Wow. My face grew red as I read the letter and realised how personal it was. How would I feel if somebody read something about my sex life after I was dead? But it raised all sorts of questions in my head too. Had she left him - was that why she was living at that hotel? I thought her children would have all been away from home by that time - probably at University as they are a bright bunch. If she had left him, was it because he had had an affair? He always appeared such a saintly man - so well-liked, so much involved with the Church. But I could think it possible of him. He did flirt with lots of women, including, I must admit, me, and I had enjoyed having him do it. If his wife didn't want to sleep with him anymore, was it because he was having an affair, or perhaps, he had an affair after she refused him?

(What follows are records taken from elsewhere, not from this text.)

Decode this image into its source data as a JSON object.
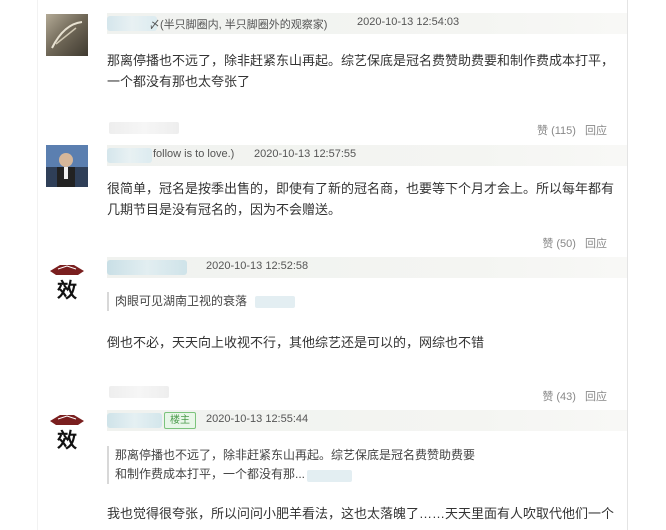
{
  "comments": [
    {
      "user_suffix": "〆(半只脚圈内, 半只脚圈外的观察家)",
      "time": "2020-10-13 12:54:03",
      "text": "那离停播也不远了，除非赶紧东山再起。综艺保底是冠名费赞助费要和制作费成本打平，一个都没有那也太夸张了",
      "likes": "赞 (115)",
      "reply": "回应"
    },
    {
      "user_suffix": "follow is to love.)",
      "time": "2020-10-13 12:57:55",
      "text": "很简单，冠名是按季出售的，即使有了新的冠名商，也要等下个月才会上。所以每年都有几期节目是没有冠名的，因为不会赠送。",
      "likes": "赞 (50)",
      "reply": "回应"
    },
    {
      "time": "2020-10-13 12:52:58",
      "quote": "肉眼可见湖南卫视的衰落",
      "text": "倒也不必，天天向上收视不行，其他综艺还是可以的，网综也不错",
      "likes": "赞 (43)",
      "reply": "回应"
    },
    {
      "badge": "楼主",
      "time": "2020-10-13 12:55:44",
      "quote_line1": "那离停播也不远了，除非赶紧东山再起。综艺保底是冠名费赞助费要",
      "quote_line2": "和制作费成本打平，一个都没有那...",
      "text": "我也觉得很夸张，所以问问小肥羊看法，这也太落魄了……天天里面有人吹取代他们一个"
    }
  ],
  "avatar_glyph": "效"
}
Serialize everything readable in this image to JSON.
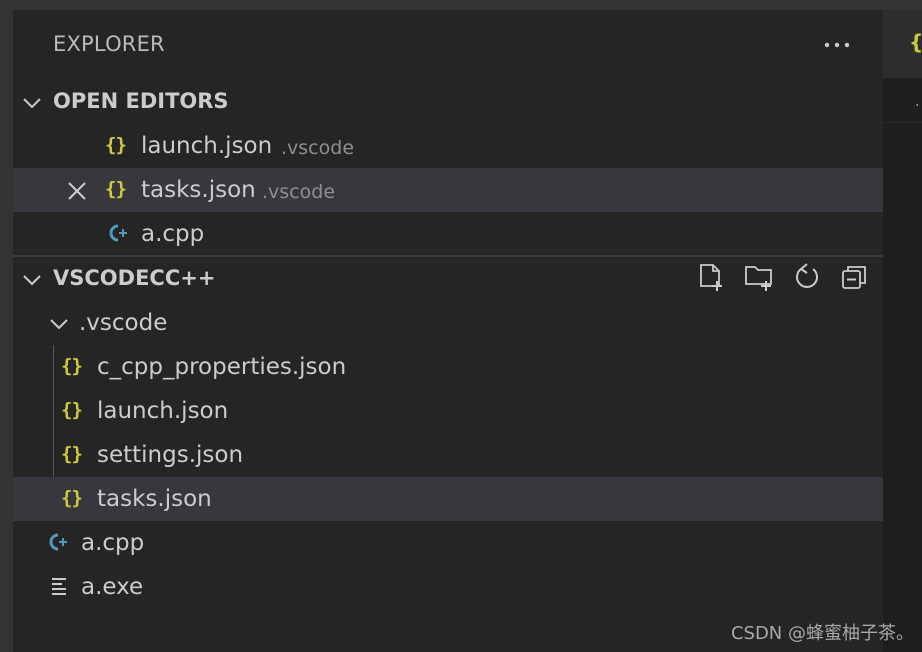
{
  "explorer": {
    "title": "EXPLORER",
    "more_icon": "ellipsis-icon"
  },
  "open_editors": {
    "header": "OPEN EDITORS",
    "items": [
      {
        "name": "launch.json",
        "folder": ".vscode",
        "icon": "json-icon"
      },
      {
        "name": "tasks.json",
        "folder": ".vscode",
        "icon": "json-icon",
        "close_icon": "close-icon"
      },
      {
        "name": "a.cpp",
        "icon": "cpp-icon"
      }
    ]
  },
  "workspace": {
    "header": "VSCODECC++",
    "actions": [
      "new-file-icon",
      "new-folder-icon",
      "refresh-icon",
      "collapse-all-icon"
    ],
    "folder": {
      "name": ".vscode"
    },
    "folder_files": [
      {
        "name": "c_cpp_properties.json",
        "icon": "json-icon"
      },
      {
        "name": "launch.json",
        "icon": "json-icon"
      },
      {
        "name": "settings.json",
        "icon": "json-icon"
      },
      {
        "name": "tasks.json",
        "icon": "json-icon"
      }
    ],
    "root_files": [
      {
        "name": "a.cpp",
        "icon": "cpp-icon"
      },
      {
        "name": "a.exe",
        "icon": "text-file-icon"
      }
    ]
  },
  "watermark": "CSDN @蜂蜜柚子茶。",
  "colors": {
    "json_icon": "#cbcb41",
    "cpp_icon": "#519aba",
    "selected_row": "#37373d",
    "sidebar_bg": "#252526"
  }
}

But maybe I am on the wrong track here. Maybe she wasn't in a hotel at all, but some sort of rest home. Maybe she was depressed or had had a nervous breakdown, or maybe she had been drinking too much and he put her in the hotel to dry her out. He does sort of imply that he will have one drink with her, as if that was all she would be allowed. I don't remember ever seeing her with having had too much to drink. She liked wine but only ever had one glass. But in the letter, he is asking her to come home - as if it were her choice - and if she had been committed to a place for therapy presumably he would have been responsible for that, and she couldn't leave until she was better.
So, I think the chances are she left by choice, and because she was unhappy with him.
It seemed like he felt he was making a huge concession to her by offering to spend more time with her - but only when he had time and on his terms. No wonder she was upset if that was all she had to look forward to from her marriage.
She obviously had gone back to him - because they were living together all the time I knew them. But not happily. She carped and nagged at him all the time, and many others as well as me, felt sorry for him being married to such a harridan.
I wondered if I should throw the letter away and not tell anybody about it. I don't think his family would like to know that I read it - and if I left it in the jewellery box, they would probably read it too, and guess that I would have done so. I wonder why she tore it up - and then kept it so carefully afterwards. She must have been angered by his suggestions - and probably upset that he should mention their sex life in a letter. But she must have valued it all the same. I wish I could ask her what she would want me to do with it. If I were in her place, I think I would want it thrown out. But, I can also hear her in my mind saying that it certainly is not my place to make that sort of decision. She would hate me having control over how people regarded her in the future. And would this letter make any difference to what people thought of her?
I think so. Because I think that having read it, I now don't like her any better - but perhaps I understand her reasons for being as she was. I perhaps can see why she was rude and bossy and unpleasant - especially to her husband, who everyone regarded so highly. She was probably jealous that people should think so well of him, when she really knew that he was far from perfect. If he had really had an affair - she perhaps never forgave him, but even so, she stuck with him for the rest of his life. Maybe her grandchildren in years to come, will read this letter, and feel that they too know her better for realising that her life had its problems.
I put the letter back under the jewellery, my decision made, and got back to my task of sorting out the rest of her things.